"Papa," Sarita said into the phone, "I don't want to tell you. Just come—please! It's really important!"
Within a half hour, Sarita's dad pulled up with the Cutwells and hopped out of his Jeep. Sarita and I met them. "This is the Cutwells' tour day," Mr. Bol said. "Better be important, Sarita. Is someone hurt? Your mother? Little Luke?"
" No, Papa. We have to show you. But you'd better bring your climbing equipment."
He didn't move. "Climbing equipment."
"Please," I said, stepping forward. "It might be a huge discovery!"
At that, the Cutwells climbed out of the Jeep. "Well, I'm fixin' to find out what these girls are so worked up about, Michael," Mr. Cutwell said, sweeping his hair back with his hand. "Jus' might be fun."
Mr. Bol shook his head, then grabbed ropes and a backpack from the Jeep. "Okay, girls, lead on."
By the time we reached the top of the hill, we'd gathered the Cutwells, Mrs. Bol and the baby, and José and Marcos. I hoped that we hadn't imagined the entrance to be more than it was—just a hole in the ground.
"Follow me," Sarita said and waved everyone after her through the undergrowth and down the steep slope. "Watch your step. You don't want to tumble." She was just like her father—taking care of everyone.
"I can't believe," Mrs. Cutwell complained, but with a hint of humor in her voice, "that we're goin' on a wild-goose chase."
"It's here somewhere," Sarita said, stopping near the base of the hill, searching for the opening. "Honest, it is." She started veering to the left. "I'm sure it's this way." I thought she might start crying.

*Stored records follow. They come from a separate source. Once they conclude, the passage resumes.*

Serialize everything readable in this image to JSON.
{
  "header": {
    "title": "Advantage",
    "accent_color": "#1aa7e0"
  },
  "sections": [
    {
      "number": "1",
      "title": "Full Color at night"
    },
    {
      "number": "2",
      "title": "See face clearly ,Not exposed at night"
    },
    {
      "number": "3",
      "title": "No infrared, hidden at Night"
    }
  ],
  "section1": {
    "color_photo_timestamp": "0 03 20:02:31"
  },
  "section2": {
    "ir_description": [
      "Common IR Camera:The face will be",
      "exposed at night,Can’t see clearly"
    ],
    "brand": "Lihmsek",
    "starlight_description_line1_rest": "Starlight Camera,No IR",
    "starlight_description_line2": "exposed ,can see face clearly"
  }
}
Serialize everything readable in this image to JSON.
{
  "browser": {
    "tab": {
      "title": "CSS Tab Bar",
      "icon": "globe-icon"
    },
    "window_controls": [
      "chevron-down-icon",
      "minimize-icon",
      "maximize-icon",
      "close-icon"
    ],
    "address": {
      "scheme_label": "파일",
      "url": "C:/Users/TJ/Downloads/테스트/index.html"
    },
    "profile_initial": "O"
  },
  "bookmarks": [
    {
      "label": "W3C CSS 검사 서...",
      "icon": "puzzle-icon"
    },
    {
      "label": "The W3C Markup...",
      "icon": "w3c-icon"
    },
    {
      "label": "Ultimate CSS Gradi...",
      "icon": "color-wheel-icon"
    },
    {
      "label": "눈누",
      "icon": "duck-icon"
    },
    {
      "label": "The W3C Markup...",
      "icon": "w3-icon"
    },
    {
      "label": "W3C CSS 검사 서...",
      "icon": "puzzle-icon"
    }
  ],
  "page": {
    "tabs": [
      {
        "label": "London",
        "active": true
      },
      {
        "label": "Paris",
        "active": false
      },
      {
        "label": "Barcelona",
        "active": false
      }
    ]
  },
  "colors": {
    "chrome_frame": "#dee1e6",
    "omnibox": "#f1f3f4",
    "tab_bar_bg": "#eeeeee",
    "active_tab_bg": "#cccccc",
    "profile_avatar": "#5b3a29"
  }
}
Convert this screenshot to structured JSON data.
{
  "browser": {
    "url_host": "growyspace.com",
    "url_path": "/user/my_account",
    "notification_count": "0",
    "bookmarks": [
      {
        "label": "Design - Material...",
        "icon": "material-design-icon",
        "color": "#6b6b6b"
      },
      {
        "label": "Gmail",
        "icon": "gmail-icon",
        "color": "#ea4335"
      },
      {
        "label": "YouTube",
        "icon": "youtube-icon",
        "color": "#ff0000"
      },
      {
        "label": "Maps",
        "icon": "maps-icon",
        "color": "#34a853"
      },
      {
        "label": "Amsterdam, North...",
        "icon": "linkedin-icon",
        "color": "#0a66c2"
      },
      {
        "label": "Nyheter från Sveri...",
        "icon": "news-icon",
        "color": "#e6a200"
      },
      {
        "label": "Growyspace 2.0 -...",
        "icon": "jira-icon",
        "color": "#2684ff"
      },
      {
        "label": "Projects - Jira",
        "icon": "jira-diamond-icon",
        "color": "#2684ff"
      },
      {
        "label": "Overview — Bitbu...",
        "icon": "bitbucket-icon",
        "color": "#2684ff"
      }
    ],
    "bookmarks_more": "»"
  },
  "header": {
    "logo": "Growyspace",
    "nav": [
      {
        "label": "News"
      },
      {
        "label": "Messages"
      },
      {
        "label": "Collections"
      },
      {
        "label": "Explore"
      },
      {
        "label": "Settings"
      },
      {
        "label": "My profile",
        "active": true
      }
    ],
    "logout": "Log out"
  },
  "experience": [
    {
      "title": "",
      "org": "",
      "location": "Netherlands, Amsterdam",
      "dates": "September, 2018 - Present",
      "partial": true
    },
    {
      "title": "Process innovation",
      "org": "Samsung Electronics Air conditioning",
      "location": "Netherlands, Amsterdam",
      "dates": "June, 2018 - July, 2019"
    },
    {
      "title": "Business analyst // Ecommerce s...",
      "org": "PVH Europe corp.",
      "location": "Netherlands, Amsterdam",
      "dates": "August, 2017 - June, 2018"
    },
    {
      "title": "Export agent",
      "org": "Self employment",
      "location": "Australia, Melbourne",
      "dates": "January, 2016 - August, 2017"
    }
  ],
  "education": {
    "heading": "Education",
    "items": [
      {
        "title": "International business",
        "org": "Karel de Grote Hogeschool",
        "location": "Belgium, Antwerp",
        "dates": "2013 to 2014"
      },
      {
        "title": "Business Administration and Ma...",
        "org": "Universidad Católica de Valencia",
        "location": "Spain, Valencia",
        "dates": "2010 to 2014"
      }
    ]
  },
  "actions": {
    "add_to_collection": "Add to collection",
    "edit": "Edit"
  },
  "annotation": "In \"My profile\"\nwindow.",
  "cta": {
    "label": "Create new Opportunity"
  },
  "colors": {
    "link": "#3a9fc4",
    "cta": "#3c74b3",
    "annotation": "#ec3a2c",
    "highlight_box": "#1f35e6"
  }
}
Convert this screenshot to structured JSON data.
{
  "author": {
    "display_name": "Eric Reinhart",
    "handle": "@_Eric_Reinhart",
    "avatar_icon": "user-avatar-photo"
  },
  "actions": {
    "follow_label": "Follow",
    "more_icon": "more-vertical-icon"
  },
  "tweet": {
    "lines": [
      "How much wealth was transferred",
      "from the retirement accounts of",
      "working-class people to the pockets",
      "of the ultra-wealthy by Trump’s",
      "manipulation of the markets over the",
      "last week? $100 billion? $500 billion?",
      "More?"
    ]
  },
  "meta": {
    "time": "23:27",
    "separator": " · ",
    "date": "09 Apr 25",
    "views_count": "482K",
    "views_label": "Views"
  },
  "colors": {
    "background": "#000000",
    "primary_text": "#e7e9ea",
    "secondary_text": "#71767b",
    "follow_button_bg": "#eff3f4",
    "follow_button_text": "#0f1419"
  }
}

Just slightly to the right I noticed a few broken branches—likely from where I plowed down the hill with my shoulder. And beyond by just a few steps lay the dark hole we'd uncovered.
I pointed. "There it is!"